The Gillwomen discover the crud-encrusted remains of John while the astronauts return to the remaining rocket ship. The women this time prey to Terah for inclement weather which they hope will destroy the ‘demon invaders’. The subsequent rain is so severe it causes landslides and crevasses, threatening the planned take-off. In desperation, André smashes his pet rock against a recalcitrant piece of equipment, and the rock falls to pieces, revealing a small white bust of a humanoid woman – proof Venus sustained a civilization at some time. André takes this as proof his singing voice is real and wants to stay behind for a cute-meet, but the other astronauts haul him aboard and the ship takes off.
With this blot on his posthumous CV, The Gillwomen adjudge Terah as a false god and fling rocks at his statue until it tumbles to the ground. They appoint the deactivated robot their new god and much good it may do them.
As the movie ends, André narrates the news that while Man is now preparing to travel to Mars and Jupiter, he hopes to return to Venus to meet his mystery songstress, or die trying. Given we never found out who the mysterious voice belonged to, we can only wish our friend well in his search.
When you consider the material presented to Bogdanovitch, it’s a minor miracle Voyage to the Planet of Prehistoric Women makes any sense at all.

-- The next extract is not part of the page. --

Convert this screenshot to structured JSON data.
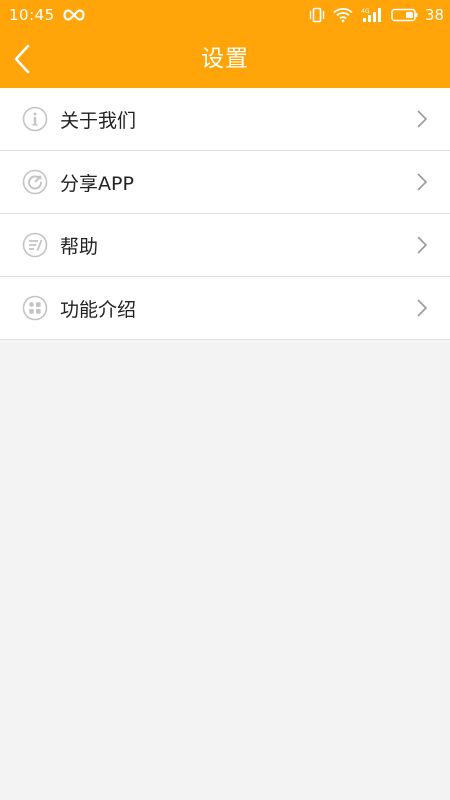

As the Gillwomen and the astronauts fail to share a single shot together, it soon becomes obvious filming took place at different times, though whether viewers in 1968 guessed where the original footage came from is harder to guess. The Bogdanovitch sequences work up to a hippy-ish vibe, like some low-key short on yoga or surfing, but the colors are so washed out, and the sound so lacking, as to stifle any attempt at atmosphere. The Russian sequences look great, but the menace offered by the inserted Gillwomen characters is too vague, and their dubbed dialogue too awkward, for the viewer to care much either way.
Despite Bogdanovitch’s best efforts, Voyage to the Planet of Prehistoric Women is a second-rate second effort at a film perfectly good in its original form. The opening narration concluded with Bogdanovitch informing the audience that one day, people will look upon this film as we might look upon film of the first pioneers crossing the Great Plains in their covered wagons. Our narrator is assuming an awful lot in thinking people will want to watch Voyage to the Planet of Prehistoric Women in 2068, but then again in 2014 we’re halfway there and still watching films like this, so maybe the laugh’s on us.
The only recognizable name out of a no-star cast is Mamie Van Doren, who plays the leader ofCredit: Wikimedia Commons/Alan Light the Gillwomen. Originally touted by Universal as the next Marilyn Monroe, or failing that, the next Jayne Mansfield, van Doren found her way into movie bit-parts in the early 1950s off the back of her relationship with Howard Hughes. Despite the studio’s early hopes, Universal did not offer the roles van Doren felt she deserved and left the company in 1956, becoming a staple of the then infamous ‘reform school’ films, such as Untamed Women (1957), Girls Town (1958), High School Confidential (1959) and Sex Kittens Go to College (1960). After some lowbrow comedies such as 3 Nuts in Search of a Bolt (1964) and The Las Vegas Hillbillys (1966), van Doren starred in The Navy vs. The Night Monsters, about killer carnivorous plants attacking an Antarctic naval base, a film every bit as good as this description makes it sound. Voyage to the Planet of Prehistoric Women was her last film appearance of any note, and van Doren turned to Las Vegas and the stage shortly afterwards. Now aged 83, van Doren remains a popular figure among B-movie fans and is as happy to pose for professional glamour photographers today as in her Fifties heyday.